**PROBLEM DESCRIPTION**
Every line of the listing must be reproduced as it stands. Leave the images behind.

________________

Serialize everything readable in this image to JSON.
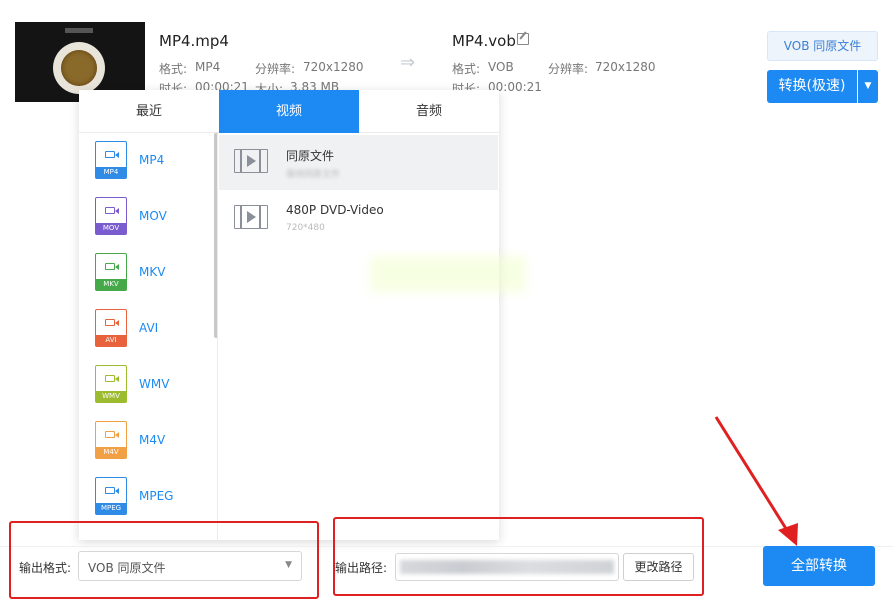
{
  "source": {
    "filename": "MP4.mp4",
    "format_label": "格式:",
    "format": "MP4",
    "resolution_label": "分辨率:",
    "resolution": "720x1280",
    "duration_label": "时长:",
    "duration": "00:00:21",
    "size_label": "大小:",
    "size": "3.83 MB"
  },
  "target": {
    "filename": "MP4.vob",
    "format_label": "格式:",
    "format": "VOB",
    "resolution_label": "分辨率:",
    "resolution": "720x1280",
    "duration_label": "时长:",
    "duration": "00:00:21"
  },
  "actions": {
    "profile_button": "VOB 同原文件",
    "convert_button": "转换(极速)",
    "dropdown_glyph": "▼"
  },
  "popup": {
    "tabs": [
      "最近",
      "视频",
      "音频"
    ],
    "active_tab": 1,
    "formats": [
      {
        "label": "MP4",
        "color": "#2f8be6"
      },
      {
        "label": "MOV",
        "color": "#7b5ccf"
      },
      {
        "label": "MKV",
        "color": "#45a849"
      },
      {
        "label": "AVI",
        "color": "#e8623c"
      },
      {
        "label": "WMV",
        "color": "#9dbb2f"
      },
      {
        "label": "M4V",
        "color": "#f1a046"
      },
      {
        "label": "MPEG",
        "color": "#2f8be6"
      }
    ],
    "presets": [
      {
        "title": "同原文件",
        "sub": "保持同原文件"
      },
      {
        "title": "480P DVD-Video",
        "sub": "720*480"
      }
    ]
  },
  "bottom": {
    "output_format_label": "输出格式:",
    "output_format_value": "VOB 同原文件",
    "output_path_label": "输出路径:",
    "change_path_button": "更改路径",
    "convert_all_button": "全部转换"
  },
  "colors": {
    "accent": "#1c8af2",
    "annotation_red": "#e02020"
  }
}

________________

**ANSWER BOX**
Serialize everything readable in this image to JSON.
{
  "source": {
    "filename": "MP4.mp4",
    "format_label": "格式:",
    "format": "MP4",
    "resolution_label": "分辨率:",
    "resolution": "720x1280",
    "duration_label": "时长:",
    "duration": "00:00:21",
    "size_label": "大小:",
    "size": "3.83 MB"
  },
  "target": {
    "filename": "MP4.vob",
    "format_label": "格式:",
    "format": "VOB",
    "resolution_label": "分辨率:",
    "resolution": "720x1280",
    "duration_label": "时长:",
    "duration": "00:00:21"
  },
  "actions": {
    "profile_button": "VOB 同原文件",
    "convert_button": "转换(极速)",
    "dropdown_glyph": "▼"
  },
  "popup": {
    "tabs": [
      "最近",
      "视频",
      "音频"
    ],
    "active_tab": 1,
    "formats": [
      {
        "label": "MP4",
        "color": "#2f8be6"
      },
      {
        "label": "MOV",
        "color": "#7b5ccf"
      },
      {
        "label": "MKV",
        "color": "#45a849"
      },
      {
        "label": "AVI",
        "color": "#e8623c"
      },
      {
        "label": "WMV",
        "color": "#9dbb2f"
      },
      {
        "label": "M4V",
        "color": "#f1a046"
      },
      {
        "label": "MPEG",
        "color": "#2f8be6"
      }
    ],
    "presets": [
      {
        "title": "同原文件",
        "sub": "保持同原文件"
      },
      {
        "title": "480P DVD-Video",
        "sub": "720*480"
      }
    ]
  },
  "bottom": {
    "output_format_label": "输出格式:",
    "output_format_value": "VOB 同原文件",
    "output_path_label": "输出路径:",
    "change_path_button": "更改路径",
    "convert_all_button": "全部转换"
  },
  "colors": {
    "accent": "#1c8af2",
    "annotation_red": "#e02020"
  }
}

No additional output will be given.